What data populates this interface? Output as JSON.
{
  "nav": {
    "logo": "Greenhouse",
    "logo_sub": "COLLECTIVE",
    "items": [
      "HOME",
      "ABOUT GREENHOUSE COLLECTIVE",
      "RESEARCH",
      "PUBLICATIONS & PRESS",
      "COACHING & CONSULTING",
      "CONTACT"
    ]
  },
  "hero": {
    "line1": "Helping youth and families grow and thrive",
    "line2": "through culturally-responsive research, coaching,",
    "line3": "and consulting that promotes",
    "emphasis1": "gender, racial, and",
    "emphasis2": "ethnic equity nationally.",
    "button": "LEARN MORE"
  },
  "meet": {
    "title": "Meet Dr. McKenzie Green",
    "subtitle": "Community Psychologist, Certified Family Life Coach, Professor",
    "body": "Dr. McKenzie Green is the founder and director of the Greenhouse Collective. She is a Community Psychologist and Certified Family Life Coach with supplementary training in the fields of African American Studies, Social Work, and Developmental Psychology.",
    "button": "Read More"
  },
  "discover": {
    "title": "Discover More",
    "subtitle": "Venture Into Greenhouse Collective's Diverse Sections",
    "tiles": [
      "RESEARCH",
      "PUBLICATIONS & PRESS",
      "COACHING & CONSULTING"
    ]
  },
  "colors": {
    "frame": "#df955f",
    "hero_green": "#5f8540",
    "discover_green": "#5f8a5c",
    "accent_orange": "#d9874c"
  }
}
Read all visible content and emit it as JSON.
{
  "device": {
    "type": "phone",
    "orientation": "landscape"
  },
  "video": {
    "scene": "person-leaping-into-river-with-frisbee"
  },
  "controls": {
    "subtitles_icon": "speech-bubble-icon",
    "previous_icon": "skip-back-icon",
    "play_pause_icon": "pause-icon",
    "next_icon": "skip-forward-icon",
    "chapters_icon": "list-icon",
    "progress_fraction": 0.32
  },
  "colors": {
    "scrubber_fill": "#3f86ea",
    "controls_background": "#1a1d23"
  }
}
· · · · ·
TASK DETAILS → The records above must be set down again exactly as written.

OUTPUT BELOW →
What data populates this interface? Output as JSON.
{
  "nav": {
    "logo": "Greenhouse",
    "logo_sub": "COLLECTIVE",
    "items": [
      "HOME",
      "ABOUT GREENHOUSE COLLECTIVE",
      "RESEARCH",
      "PUBLICATIONS & PRESS",
      "COACHING & CONSULTING",
      "CONTACT"
    ]
  },
  "hero": {
    "line1": "Helping youth and families grow and thrive",
    "line2": "through culturally-responsive research, coaching,",
    "line3": "and consulting that promotes",
    "emphasis1": "gender, racial, and",
    "emphasis2": "ethnic equity nationally.",
    "button": "LEARN MORE"
  },
  "meet": {
    "title": "Meet Dr. McKenzie Green",
    "subtitle": "Community Psychologist, Certified Family Life Coach, Professor",
    "body": "Dr. McKenzie Green is the founder and director of the Greenhouse Collective. She is a Community Psychologist and Certified Family Life Coach with supplementary training in the fields of African American Studies, Social Work, and Developmental Psychology.",
    "button": "Read More"
  },
  "discover": {
    "title": "Discover More",
    "subtitle": "Venture Into Greenhouse Collective's Diverse Sections",
    "tiles": [
      "RESEARCH",
      "PUBLICATIONS & PRESS",
      "COACHING & CONSULTING"
    ]
  },
  "colors": {
    "frame": "#df955f",
    "hero_green": "#5f8540",
    "discover_green": "#5f8a5c",
    "accent_orange": "#d9874c"
  }
}
Read all visible content and emit it as JSON.
{
  "device": {
    "type": "phone",
    "orientation": "landscape"
  },
  "video": {
    "scene": "person-leaping-into-river-with-frisbee"
  },
  "controls": {
    "subtitles_icon": "speech-bubble-icon",
    "previous_icon": "skip-back-icon",
    "play_pause_icon": "pause-icon",
    "next_icon": "skip-forward-icon",
    "chapters_icon": "list-icon",
    "progress_fraction": 0.32
  },
  "colors": {
    "scrubber_fill": "#3f86ea",
    "controls_background": "#1a1d23"
  }
}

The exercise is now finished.